Cook approximately 1 hour per pound at degrees. For example, for a 3 pound roast, cook for 3 hours at degrees. Makes a nice juice that can be added as a sauce. Mix above ingredients together.

Place brisket in pan. Pour marinade over it. And while food safety is a priority, these regulations also create difficulties for aspiring local meat producers, like bison rancher Nick Vailas. Vailas, a health services professional from Bedford, keeps 36 bison as well as 30 elk with the help of a full-time rancher at Rivervail Farm in Errol. Vailas has owned the farm for 19 years. But so far, he has kept to sharing any meat he produces with family and friends. With only four USDA-approved slaughterhouses in New Hampshire, plus an additional fee for inspecting bison, and the added challenge of pulling a trailer with not fully domesticated animals long distances, Vailas said processing his animals for commerce could be easier.

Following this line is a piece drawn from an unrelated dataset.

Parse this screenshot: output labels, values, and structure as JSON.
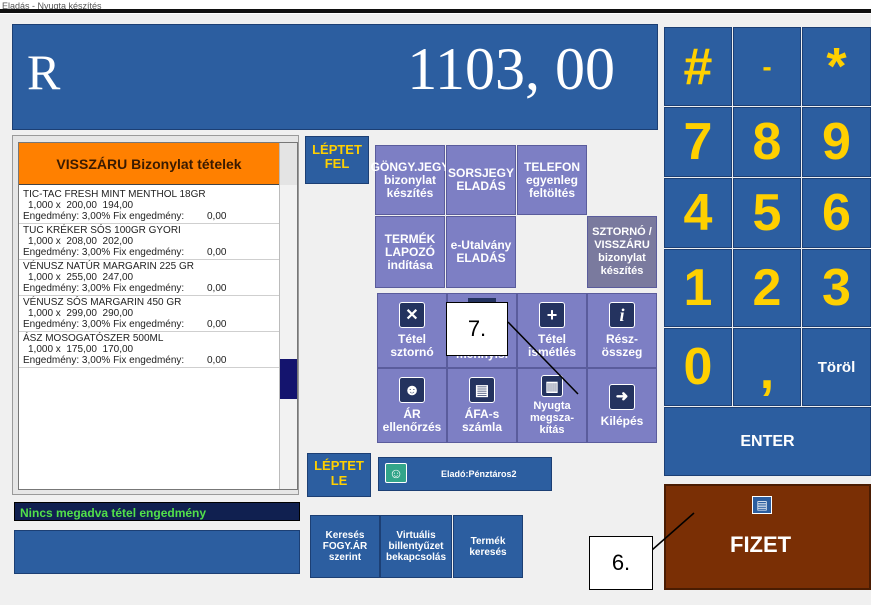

That method, Vailas said, is more humane and less stressful to the bison. And, Vailas added, from less anxious or adrenaline-pumping buffalo comes better-tasting meat. Vailas is also convinced meat raised this way is much healthier for people to eat. Additives, preservatives and other methods used in the commercial meat industry, Vailas said, could be avoided with more locally raised, almost-wild, grass-fed bison, like his.

Little Bison, TRULY OUTSTANDING! - The Bison

In his effort to improve regulations for farm-to-table bison ranchers, Vailas has rubbed elbows with policymakers such as the former New Hampshire Health and Human Services commissioner. A bill was passed this winter by the New Hampshire House and Senate that essentially allows farm-raised bison to be slaughtered and sold without being inspected.

The bill accomplishes this by amending current state food licensure and inspection laws to exempt farm-raised bison in certain circumstances. Before to the Senate voting on the bill March 17, Republican Sen.

Season's first bison calf is lucky catch for wildlife photographer

Requirements such as hiring a veterinarian to be present for the killing and processing of each animal, testing any ground meat for salmonella and E. That certificate could then be brought to a USDA facility along with bison carcasses that were slaughtered in the field, like what Vailas wants to do. Vailas, however, is more interested in not having to make the drive to any USDA facility with his bison, and to revitalize local farming in the farther reaches of the state.

While there are only a dozen bison ranches in the state, according to the most recent USDA agricultural census, there are many more local meat producers wanting to sell to the community.